(PROVIDED DATA)

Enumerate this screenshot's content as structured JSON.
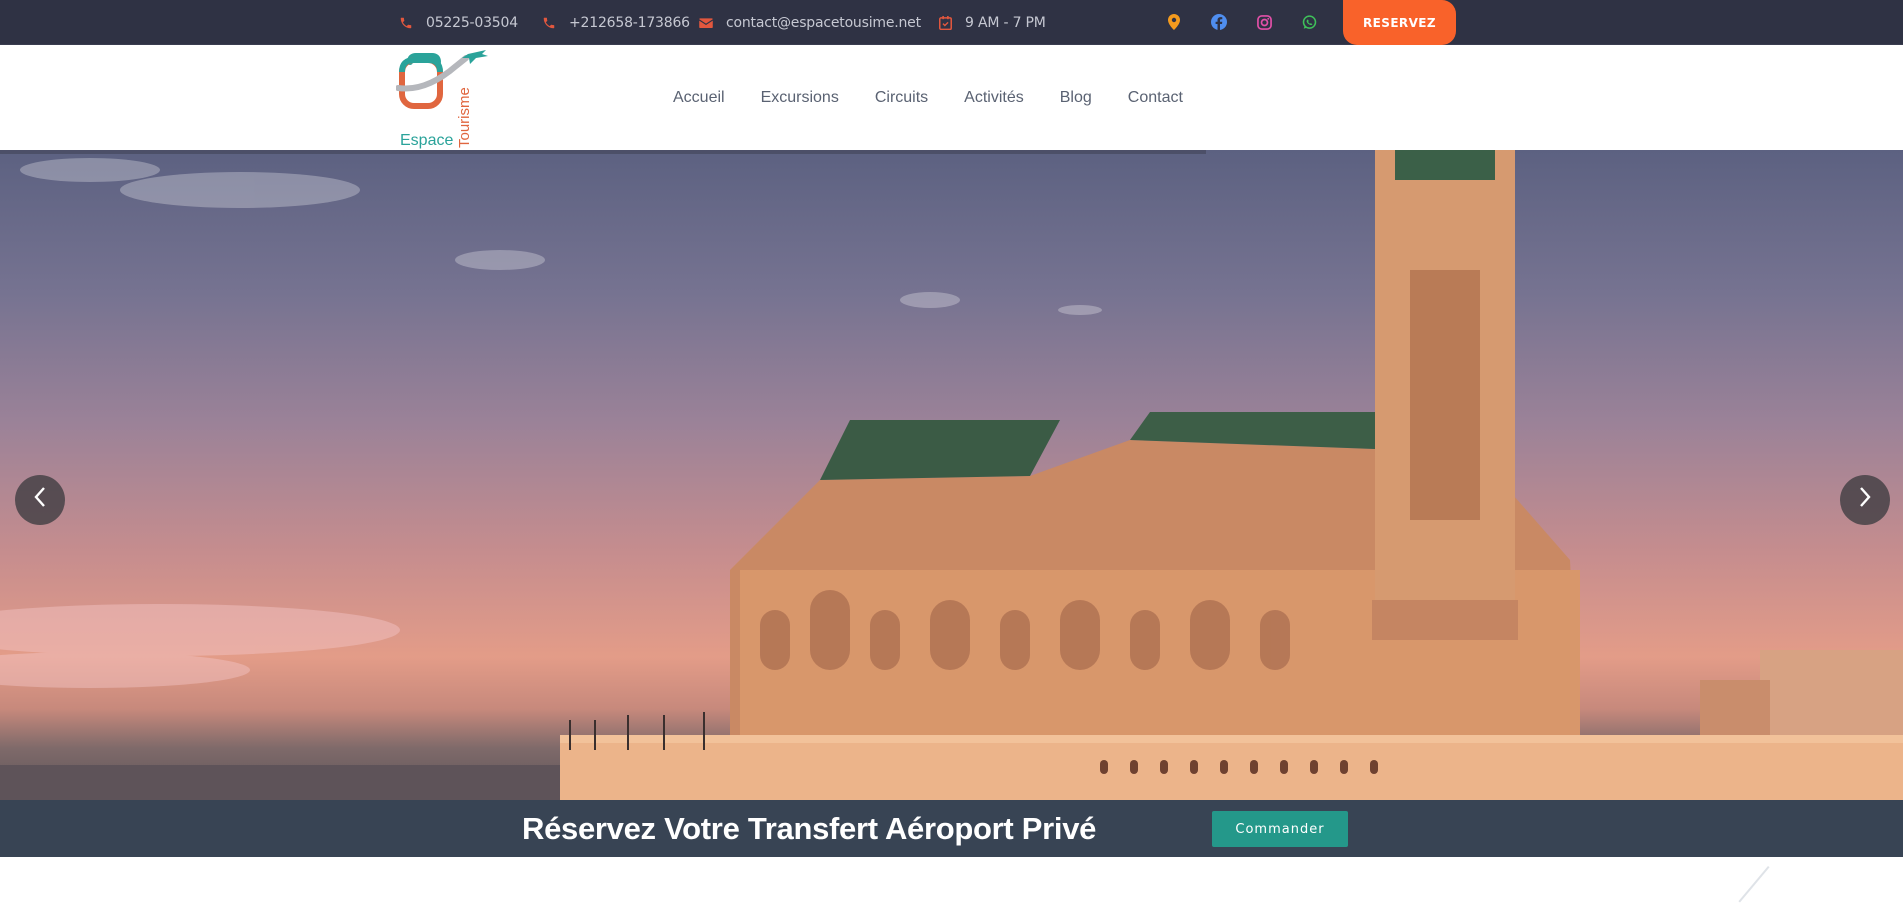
{
  "topbar": {
    "phone1": "05225-03504",
    "phone2": "+212658-173866",
    "email": "contact@espacetousime.net",
    "hours": "9 AM - 7 PM",
    "reserve_label": "RESERVEZ",
    "social": [
      "map-marker-icon",
      "facebook-icon",
      "instagram-icon",
      "whatsapp-icon"
    ],
    "icon_color": "#e2573e"
  },
  "logo": {
    "word1": "Espace",
    "word2": "Tourisme"
  },
  "nav": {
    "items": [
      "Accueil",
      "Excursions",
      "Circuits",
      "Activités",
      "Blog",
      "Contact"
    ]
  },
  "hero": {
    "prev_icon": "chevron-left-icon",
    "next_icon": "chevron-right-icon"
  },
  "cta": {
    "title": "Réservez Votre Transfert Aéroport Privé",
    "button_label": "Commander"
  },
  "colors": {
    "topbar_bg": "#2f3244",
    "accent_orange": "#f9622a",
    "cta_bg": "#384454",
    "teal": "#24988a"
  }
}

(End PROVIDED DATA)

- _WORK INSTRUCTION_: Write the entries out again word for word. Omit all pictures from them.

- _ANSWER BOX_:
Enumerate this screenshot's content as structured JSON.
{
  "topbar": {
    "phone1": "05225-03504",
    "phone2": "+212658-173866",
    "email": "contact@espacetousime.net",
    "hours": "9 AM - 7 PM",
    "reserve_label": "RESERVEZ",
    "social": [
      "map-marker-icon",
      "facebook-icon",
      "instagram-icon",
      "whatsapp-icon"
    ],
    "icon_color": "#e2573e"
  },
  "logo": {
    "word1": "Espace",
    "word2": "Tourisme"
  },
  "nav": {
    "items": [
      "Accueil",
      "Excursions",
      "Circuits",
      "Activités",
      "Blog",
      "Contact"
    ]
  },
  "hero": {
    "prev_icon": "chevron-left-icon",
    "next_icon": "chevron-right-icon"
  },
  "cta": {
    "title": "Réservez Votre Transfert Aéroport Privé",
    "button_label": "Commander"
  },
  "colors": {
    "topbar_bg": "#2f3244",
    "accent_orange": "#f9622a",
    "cta_bg": "#384454",
    "teal": "#24988a"
  }
}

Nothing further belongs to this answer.